*** Source information
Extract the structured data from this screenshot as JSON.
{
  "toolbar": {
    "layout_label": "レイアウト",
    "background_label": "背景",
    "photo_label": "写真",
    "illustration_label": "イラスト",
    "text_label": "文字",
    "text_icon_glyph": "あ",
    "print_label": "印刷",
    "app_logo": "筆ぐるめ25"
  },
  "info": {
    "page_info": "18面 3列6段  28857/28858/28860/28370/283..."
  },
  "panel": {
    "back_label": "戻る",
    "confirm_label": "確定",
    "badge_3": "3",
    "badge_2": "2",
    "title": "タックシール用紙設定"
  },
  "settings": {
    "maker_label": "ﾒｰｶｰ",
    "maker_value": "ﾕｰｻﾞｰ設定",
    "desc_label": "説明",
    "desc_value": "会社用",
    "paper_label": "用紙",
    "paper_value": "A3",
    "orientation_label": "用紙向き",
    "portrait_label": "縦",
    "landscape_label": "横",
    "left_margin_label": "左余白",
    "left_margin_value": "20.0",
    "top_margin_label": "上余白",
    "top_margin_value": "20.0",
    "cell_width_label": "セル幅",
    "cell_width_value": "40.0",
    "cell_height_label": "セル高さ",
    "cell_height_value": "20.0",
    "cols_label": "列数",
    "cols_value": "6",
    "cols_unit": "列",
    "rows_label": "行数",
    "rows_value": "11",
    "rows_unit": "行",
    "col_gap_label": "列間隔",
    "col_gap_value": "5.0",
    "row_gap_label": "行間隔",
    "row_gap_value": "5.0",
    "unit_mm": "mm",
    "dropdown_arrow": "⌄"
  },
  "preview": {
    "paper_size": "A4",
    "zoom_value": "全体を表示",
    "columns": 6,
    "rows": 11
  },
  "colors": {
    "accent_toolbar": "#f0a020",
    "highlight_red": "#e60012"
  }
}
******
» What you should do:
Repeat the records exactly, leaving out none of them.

» Output of the exercise:
Extract the structured data from this screenshot as JSON.
{
  "toolbar": {
    "layout_label": "レイアウト",
    "background_label": "背景",
    "photo_label": "写真",
    "illustration_label": "イラスト",
    "text_label": "文字",
    "text_icon_glyph": "あ",
    "print_label": "印刷",
    "app_logo": "筆ぐるめ25"
  },
  "info": {
    "page_info": "18面 3列6段  28857/28858/28860/28370/283..."
  },
  "panel": {
    "back_label": "戻る",
    "confirm_label": "確定",
    "badge_3": "3",
    "badge_2": "2",
    "title": "タックシール用紙設定"
  },
  "settings": {
    "maker_label": "ﾒｰｶｰ",
    "maker_value": "ﾕｰｻﾞｰ設定",
    "desc_label": "説明",
    "desc_value": "会社用",
    "paper_label": "用紙",
    "paper_value": "A3",
    "orientation_label": "用紙向き",
    "portrait_label": "縦",
    "landscape_label": "横",
    "left_margin_label": "左余白",
    "left_margin_value": "20.0",
    "top_margin_label": "上余白",
    "top_margin_value": "20.0",
    "cell_width_label": "セル幅",
    "cell_width_value": "40.0",
    "cell_height_label": "セル高さ",
    "cell_height_value": "20.0",
    "cols_label": "列数",
    "cols_value": "6",
    "cols_unit": "列",
    "rows_label": "行数",
    "rows_value": "11",
    "rows_unit": "行",
    "col_gap_label": "列間隔",
    "col_gap_value": "5.0",
    "row_gap_label": "行間隔",
    "row_gap_value": "5.0",
    "unit_mm": "mm",
    "dropdown_arrow": "⌄"
  },
  "preview": {
    "paper_size": "A4",
    "zoom_value": "全体を表示",
    "columns": 6,
    "rows": 11
  },
  "colors": {
    "accent_toolbar": "#f0a020",
    "highlight_red": "#e60012"
  }
}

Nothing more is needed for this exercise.